This review is written with US rather than Canadian spelling; for consistency, given the several quoted passages and the convention of spelling words in their original language when quoting.
2. who, as Ralph Tomlinson wrote of Wolfgang Amadeus Mozart, deserved another thirty years of life
3. It is worth keeping in mind, still, that Norah Vincent is one person, as well as that she is a columnist, Lesbian, and tall (“Jim” she writes [p. 24]: , “was about five feet six, a good four inches shorter than I..”) What she reports has the extra credibility of a journalist’s authorship, but still, the limitations of a sample size of one or, in a common phrase, of a “case study.”
4. She elaborates on the previous page: “To me, women-to-woman introductions often seem fake and cold, full of limp gentility. I’ve seen a lot of women hug one another this way too, sometimes even women who’ve known each other for a long time and think of themselves as being good friends, They’re like two backward magnets pushed together by convention. Their arms and cheeks meet, and maybe the tops of their shoulders, but only briefly, the briefest time politeness will allow. It’s done out of habit and for appearances, a hollow, even resentful gesture bred into us and rarely felt.” 
5 … including misandry?
6 …an uncertain metaphor. She seems to mean “be immensely skilled emotionally”
7. Another metaphor i would not expect from a man [nor all women]; and i guess Shakespeare writing that Juliet is like the sun is comparably vague—but that’s theatre and Self Made Man is nonfiction. One can imagine what it might mean. One cannot work out by inference what it does mean.

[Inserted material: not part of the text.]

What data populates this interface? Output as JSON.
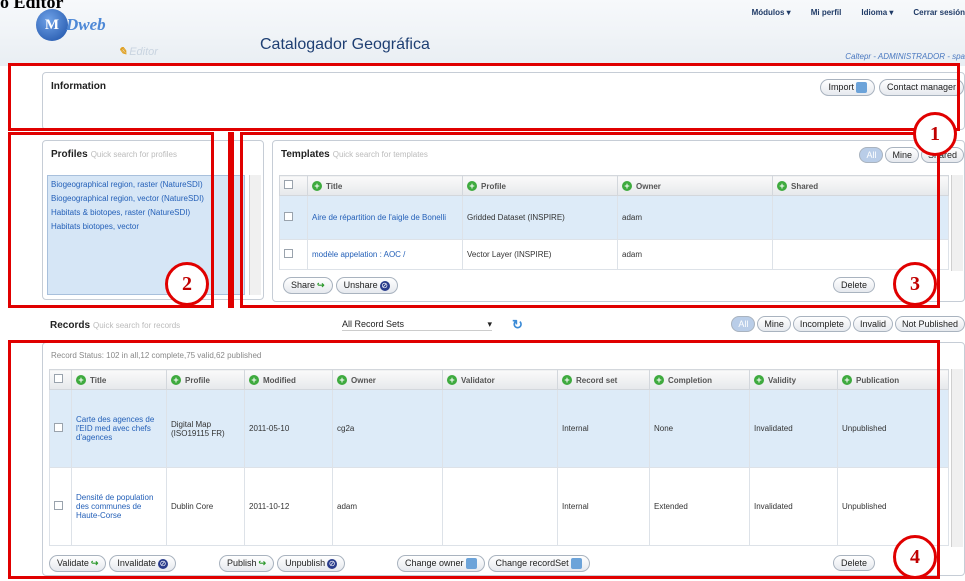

8. The women who find that attraction natural, are the ones from whom we should draw the mothers of the next generations.
9. I deliberately do not call the “dancers” in the strip bars, nor the door-to-door sales[wo]men alive, nor dead; they were living a lie or lies, by her accounts. They were playing roles in which they may well not have believed, for money.
10. The names in the book are pseudonyms; i use the same ones Vincent did.
11. on p. 19 “… I can say with relative surety that …”
12. I’m more literal-minded than that, more concerned to be accurate, less willing to exaggerate. So are most men writers i read.
13 . Armor is, of course, the working clothing of a knight on horseback… a member of the medieval Ruling Classes of Europe.